Contract could land Western University tech on the moon

Western University's Institute for Earth and Space Exploration has received a multi-million dollar grant to develop an integrated vision system for rovers in space.

The Canadian Space Agency contract is worth more than $690,000

Jayshri Sabarinathan (left), associate director of training and education at Western's Institute for Earth and Space Exploration, and Gordon Osinski were among the team who was successful in receiving a contract from the Canadian Space Agency. (Submitted by Jeffrey Renaud)

Western University has been awarded a multi-million dollar contract by the Canadian Space Agency (CSA) to build a high-tech camera that may be used on rovers for future missions on the moon.

"A lot of people don't know about London, Ontario and Western really becoming an epicentre for space research in Canada and internationally," said Gordon Osinski, director of Western University's Institute for Earth and Space Exploration.

The camera, otherwise known as an integrated vision system, will be able to capture shorter and longer wavelengths compared to a typical smartphone camera, allowing researchers to get a better look at the composition of the moon's surface.

In addition, it will also have a Light Detection and Ranging component to help researchers explore the moon at night and areas where there are shadows.

"Some of the most scientifically interesting places on the moon are these permanently shadowed regions near both poles where we think there might be water hiding away," Osinski said.
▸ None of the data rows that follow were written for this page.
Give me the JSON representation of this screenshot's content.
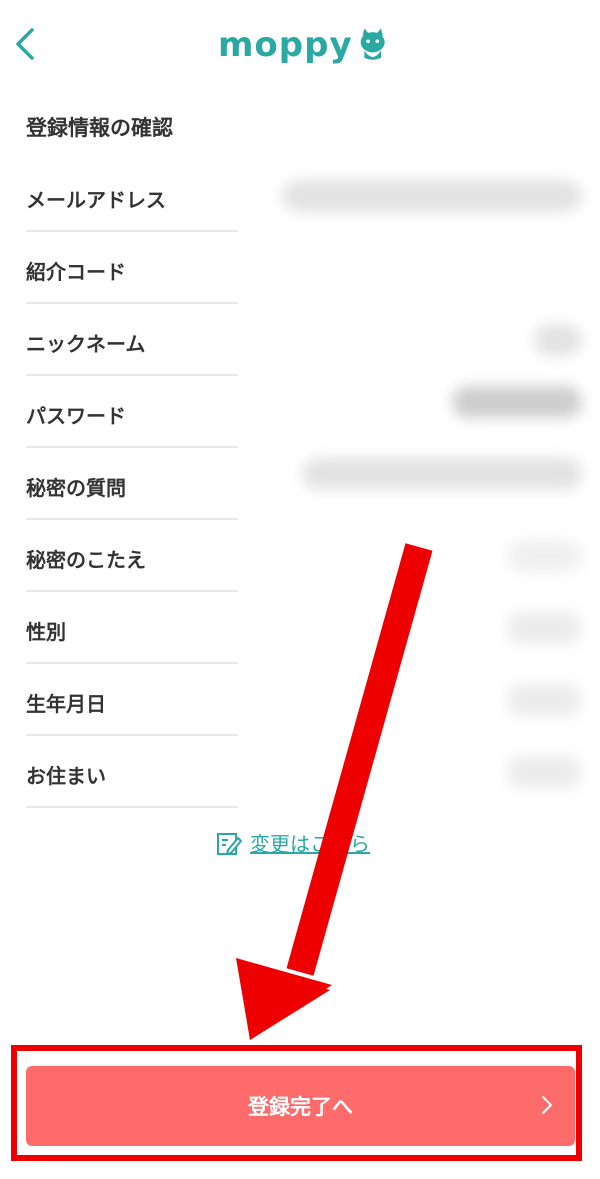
{
  "header": {
    "logo_text": "moppy"
  },
  "section_title": "登録情報の確認",
  "rows": [
    {
      "label": "メールアドレス"
    },
    {
      "label": "紹介コード"
    },
    {
      "label": "ニックネーム"
    },
    {
      "label": "パスワード"
    },
    {
      "label": "秘密の質問"
    },
    {
      "label": "秘密のこたえ"
    },
    {
      "label": "性別"
    },
    {
      "label": "生年月日"
    },
    {
      "label": "お住まい"
    }
  ],
  "change_link": {
    "label": "変更はこちら"
  },
  "complete_button": {
    "label": "登録完了へ"
  },
  "colors": {
    "brand": "#2aa8a4",
    "button": "#fe6b6b",
    "annotation_red": "#ee0000"
  }
}
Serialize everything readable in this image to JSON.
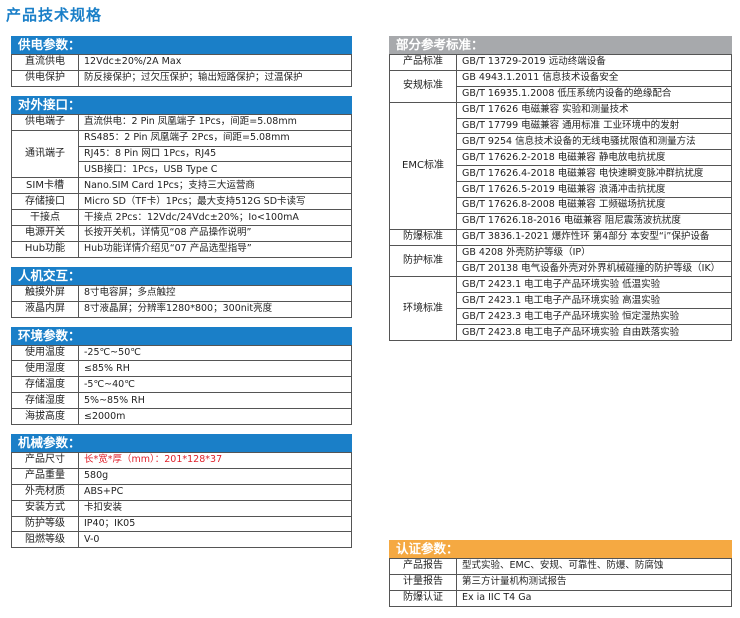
{
  "page_title": "产品技术规格",
  "left": [
    {
      "title": "供电参数：",
      "rows": [
        {
          "k": "直流供电",
          "v": [
            "12Vdc±20%/2A Max"
          ]
        },
        {
          "k": "供电保护",
          "v": [
            "防反接保护；过欠压保护；输出短路保护；过温保护"
          ]
        }
      ]
    },
    {
      "title": "对外接口：",
      "rows": [
        {
          "k": "供电端子",
          "v": [
            "直流供电：2 Pin 凤凰端子 1Pcs，间距=5.08mm"
          ]
        },
        {
          "k": "通讯端子",
          "v": [
            "RS485：2 Pin 凤凰端子 2Pcs，间距=5.08mm",
            "RJ45：8 Pin 网口 1Pcs，RJ45",
            "USB接口：1Pcs，USB Type C"
          ]
        },
        {
          "k": "SIM卡槽",
          "v": [
            "Nano.SIM Card 1Pcs；支持三大运营商"
          ]
        },
        {
          "k": "存储接口",
          "v": [
            "Micro SD（TF卡）1Pcs；最大支持512G SD卡读写"
          ]
        },
        {
          "k": "干接点",
          "v": [
            "干接点 2Pcs：12Vdc/24Vdc±20%；Io<100mA"
          ]
        },
        {
          "k": "电源开关",
          "v": [
            "长按开关机，详情见“08 产品操作说明”"
          ]
        },
        {
          "k": "Hub功能",
          "v": [
            "Hub功能详情介绍见“07 产品选型指导”"
          ]
        }
      ]
    },
    {
      "title": "人机交互：",
      "rows": [
        {
          "k": "触摸外屏",
          "v": [
            "8寸电容屏；多点触控"
          ]
        },
        {
          "k": "液晶内屏",
          "v": [
            "8寸液晶屏；分辨率1280*800；300nit亮度"
          ]
        }
      ]
    },
    {
      "title": "环境参数：",
      "rows": [
        {
          "k": "使用温度",
          "v": [
            "-25℃~50℃"
          ]
        },
        {
          "k": "使用湿度",
          "v": [
            "≤85% RH"
          ]
        },
        {
          "k": "存储温度",
          "v": [
            "-5℃~40℃"
          ]
        },
        {
          "k": "存储湿度",
          "v": [
            "5%~85% RH"
          ]
        },
        {
          "k": "海拔高度",
          "v": [
            "≤2000m"
          ]
        }
      ]
    },
    {
      "title": "机械参数：",
      "rows": [
        {
          "k": "产品尺寸",
          "v": [
            "长*宽*厚（mm）：201*128*37"
          ],
          "red": true
        },
        {
          "k": "产品重量",
          "v": [
            "580g"
          ]
        },
        {
          "k": "外壳材质",
          "v": [
            "ABS+PC"
          ]
        },
        {
          "k": "安装方式",
          "v": [
            "卡扣安装"
          ]
        },
        {
          "k": "防护等级",
          "v": [
            "IP40；IK05"
          ]
        },
        {
          "k": "阻燃等级",
          "v": [
            "V-0"
          ]
        }
      ]
    }
  ],
  "standards": {
    "title": "部分参考标准：",
    "rows": [
      {
        "k": "产品标准",
        "v": [
          "GB/T 13729-2019 远动终端设备"
        ]
      },
      {
        "k": "安规标准",
        "v": [
          "GB 4943.1.2011 信息技术设备安全",
          "GB/T 16935.1.2008 低压系统内设备的绝缘配合"
        ]
      },
      {
        "k": "EMC标准",
        "v": [
          "GB/T 17626 电磁兼容 实验和测量技术",
          "GB/T 17799 电磁兼容 通用标准 工业环境中的发射",
          "GB/T 9254 信息技术设备的无线电骚扰限值和测量方法",
          "GB/T 17626.2-2018 电磁兼容 静电放电抗扰度",
          "GB/T 17626.4-2018 电磁兼容 电快速瞬变脉冲群抗扰度",
          "GB/T 17626.5-2019 电磁兼容 浪涌冲击抗扰度",
          "GB/T 17626.8-2008 电磁兼容 工频磁场抗扰度",
          "GB/T 17626.18-2016 电磁兼容 阻尼震荡波抗扰度"
        ]
      },
      {
        "k": "防爆标准",
        "v": [
          "GB/T 3836.1-2021 爆炸性环 第4部分 本安型“i”保护设备"
        ]
      },
      {
        "k": "防护标准",
        "v": [
          "GB 4208 外壳防护等级（IP）",
          "GB/T 20138 电气设备外壳对外界机械碰撞的防护等级（IK）"
        ]
      },
      {
        "k": "环境标准",
        "v": [
          "GB/T 2423.1 电工电子产品环境实验 低温实验",
          "GB/T 2423.1 电工电子产品环境实验 高温实验",
          "GB/T 2423.3 电工电子产品环境实验 恒定湿热实验",
          "GB/T 2423.8 电工电子产品环境实验 自由跌落实验"
        ]
      }
    ]
  },
  "certs": {
    "title": "认证参数：",
    "rows": [
      {
        "k": "产品报告",
        "v": [
          "型式实验、EMC、安规、可靠性、防爆、防腐蚀"
        ]
      },
      {
        "k": "计量报告",
        "v": [
          "第三方计量机构测试报告"
        ]
      },
      {
        "k": "防爆认证",
        "v": [
          "Ex ia IIC T4 Ga"
        ]
      }
    ]
  }
}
Under the 18-month contract, the CSA will provide $690,123 toward the initial design and development of the high-tech camera.

Osinski said one of the challenges researchers will have to figure out is how the camera will survive getting to and staying on the moon's surface.

"Anything you send to another planet has to withstand the extreme temperatures and radiation, so that really doubles and triples the price you might think of for something here on Earth," he said.

"We really are only talking about a few years until we see lots of robots and eventually, humans back on the surface of the moon," he added.

The project is funded through the CSA's Lunar Exploration Accelerator Program, where $150 million has been allocated over the next five years to help businesses and post-secondary institutions create new technologies that can be used in lunar orbit or on the moon's surface.

So far, seven contracts have been awarded worth a total of $4.36 million.